Political tension was mounting around her beloved Paris in the late 1860s, and the Franco-Prussian war ended the period of lavish parties that had helped to create her character. She opened up her homes to infirm soldiers and paid for their medical expenses herself. When Napoleon III fled to England with Prince Napoleon at the end of the war (who at the time was a paramour and financially supported her) she went as well, but was not accepted back into British society. A few months later she returned to Paris, the city she so loved that was no somber and frugal, with a new order that forbid the demimonde lifestyle she had become accustomed to. By 1874, the Prince could no longer support her.

In fact, few men could help support her lust for all things that glittered or were gold. So when she met Alexandre Duval, she was hooked. Over a decade younger than her and swimming money from his family’s restaurant business, Alexandre adored her, fawned over her, threw his money at her until she basically spent it all. When he went bankrupt and his family refused to give him any more of their earnings, Cora moved on.

But Alexandre, it seemed, could not. He wanted to marry Cora, who was still fiercely independent. He began to literally stalk her, breaking into her home, becoming violent. One notorious night he showed up at her doorstep with a gun and, in response to something she said, shot himself in the side in anguish.

History is unkind to Cora about this event. A New York Times report claimed directly after that she had him brought inside and immediately called for help. Other accounts claimed she left him there and went up to bed. Still others say it was a long time before she realized the severity of the situation and called for medics. No matter the reality of the situation, she was sentenced by the court to leave France because of the incident. She sold her house and, after a short time in Monaco, returned to her native English soil.

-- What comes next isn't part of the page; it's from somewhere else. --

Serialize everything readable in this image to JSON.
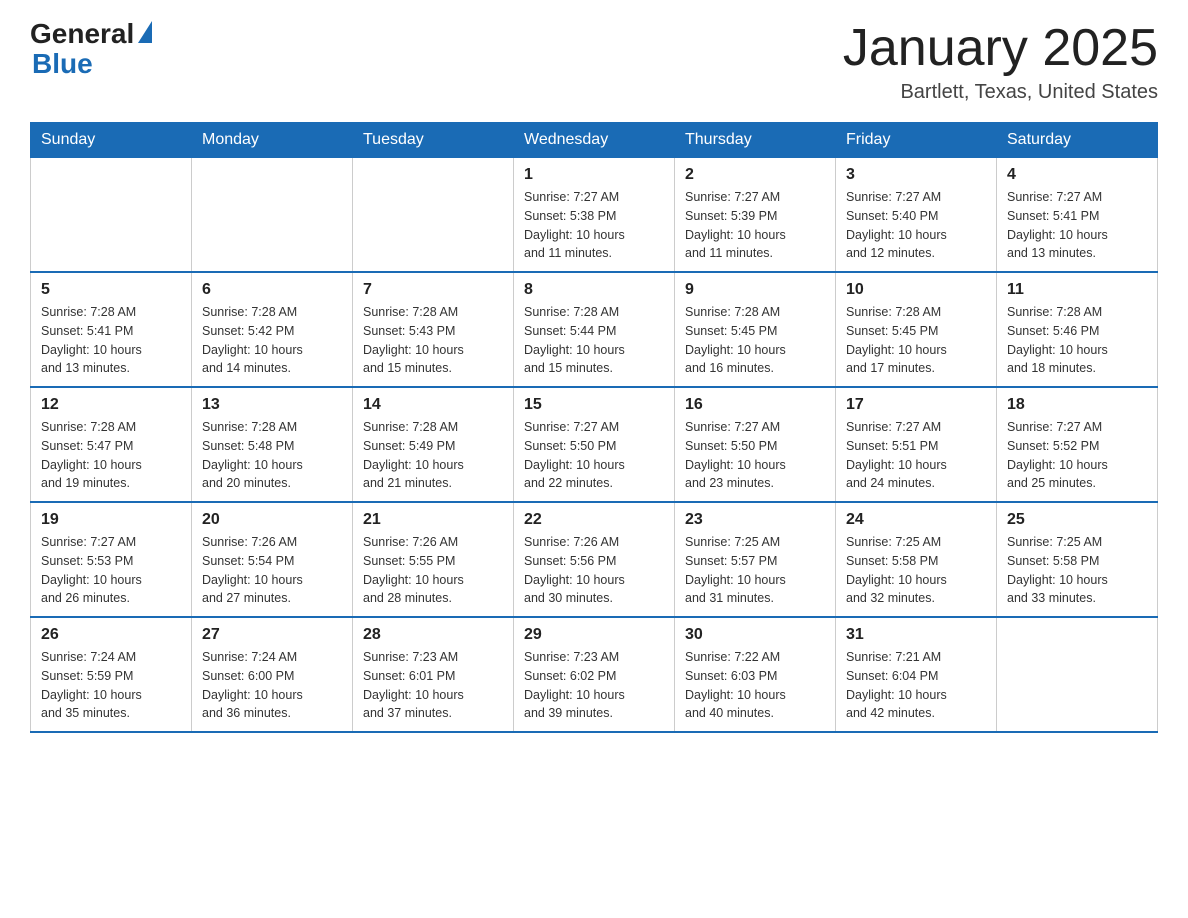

A few years later, at 51, she died of cancer in a small room she rented. Few people came to her funeral, which was funded by a few lovers who still had soft spots for her. Her remaining possessions were sold for a small sum, and her name—Emma Crouch—was inscribed on her headstone.

Is this a depressing ending to a fantastic life? Well, we could look at it that way. A woman who was once the center of society died comparatively alone. She published her memoirs shortly after her return to England, and some might read them as a cautionary tale promoting the security of marriage and family.

And marriage and family are great, for some. Women today still turn to escorting as a career to set them up financially so that they can pursue education, save to start their own unrelated companies or support their families.

But others, like the escorts who so famously exposed celebrities like Charlie Sheen and Wayne Rooney, also have another personal motivation—they love the lifestyle. Parties are, obviously, fun! Most of us will never get to deck ourselves in diamonds, as Cora did for her Orpheus performance. Nor wear thousands of dollars worth of lingerie and designer clothing that even Princess Kate would drool over.

Cora loved the lifestyle. And it was only the politics and social order of her beloved Paris that determined where and how the final days of her life would be spent. In our current society she might have fared better with a little investment planning and with a greater international social set. In her 51 years she had more excitement, received more attention, was loved in greater quantity and with more ferocity, than many of us could dream of. And did Cora, herself, regret?

This is taken from her memoirs:

I have had a happy life; I have squandered money enormously. I am far from posing as a victim; it would be ungrateful of me to do so. I ought to have saved, but saving is not easy in such a whirl of excitement as that in which I have lived. Between what one ought to do and what one does there is always a difference.

So, sad ending? Only if we look with a traditional, rather judgmental point of expecting others to live a life properly. From her perspective, she danced on orchids and bathed in champagne.

Something to recall on the death bed—which most of us won’t have.